Hello all, and sorry for the month long hiatus!
As the summer ended I was bombarded with weddings and traveling and packing and moving back to college, so, needless to say, updating this blog wasn't the main priority. But now I am back at Wheaton and plan on resuming where I left off.
Coming to Wheaton is, actually, exactly where I left off.
This time two years ago I was deep into considering the Catholic Church--but I had no desire for it at all and was actually completely afraid of what it would mean if I couldn't find answers to my questions about the Church's relationship to Scripture. At this point I did not know any Catholics who actually practiced their faith and converting to Catholicism was on par with converting to a completely different religion, as far as I was concerned. Nevertheless, my understanding of Christianity as a Protestant was slowly beginning to deteriorate, and I knew I either needed to find answers to my questions, convert to Catholicism, or leave Christianity.
It was at this point that I arrived on campus as a freshman at Wheaton College.
I had been praying for months now that God would show me His Church, and I figured that studying Scripture and Church history at the greatest Evangelical school in the nation would be the best way to find answers to my questions. But to my dismay, being at Wheaton only intensified my questions (more on that in another post). Now I was stuck—I was hundreds of miles away from home, beginning a new life, surrounded by strangers, and my whole worldview was falling apart.
Enter: my older brother, for a surprise weekend visit.
My older brother, who had converted to Catholicism a few years before, drove all through the night in order to come see me at Wheaton. While he was there, he got me plugged in with the Catholic community…that was surprisingly all over Wheaton.
We like to call it (playfully, of course) the “Wheaton Catholic Underground” because at a school like Wheaton you would never expect to find so many devout Catholics—and so many converts.
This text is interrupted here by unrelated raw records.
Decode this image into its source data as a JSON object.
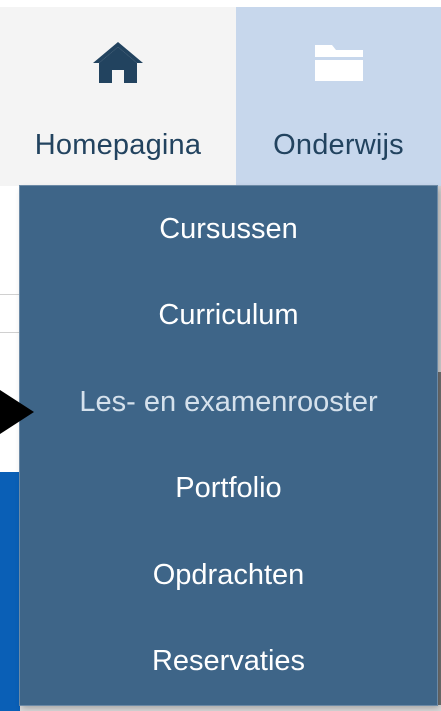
{
  "nav": {
    "tabs": [
      {
        "label": "Homepagina",
        "icon": "home-icon"
      },
      {
        "label": "Onderwijs",
        "icon": "folder-icon",
        "active": true
      }
    ]
  },
  "dropdown": {
    "items": [
      {
        "label": "Cursussen"
      },
      {
        "label": "Curriculum"
      },
      {
        "label": "Les- en examenrooster"
      },
      {
        "label": "Portfolio"
      },
      {
        "label": "Opdrachten"
      },
      {
        "label": "Reservaties"
      }
    ]
  },
  "colors": {
    "tab_text": "#22435f",
    "active_tab_bg": "#c7d7ec",
    "inactive_tab_bg": "#f4f4f4",
    "menu_bg": "#3e6588",
    "menu_text": "#ffffff",
    "accent_blue": "#0a5fb6"
  }
}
To my utter shock, there were six Wheaton students in RCIA (that’s the name of the initiation process for adults wishing to convert to Catholicism) during my freshman year. Six might not sound like a big number, but from Wheaton College… it is a very big number. And there was a larger group of students—Catholic, non-Catholic, and not-sure-yets—on Wheaton’s campus going through an independent study of the Catechism of the Catholic Church. Also, my brother randomly met and connected me with a group of women in Chicago who were committed to living out their Catholic faith (members of Opus Dei, for those of you to whom that means something).
So in the course of two days, I went from not knowing any Catholics who understood their faith and loved Jesus through it, to being surrounded by them everywhere I went. And all of this as a result of my choice to go to Wheaton College in order to find answers to my questions about Christ’s vision for His Church.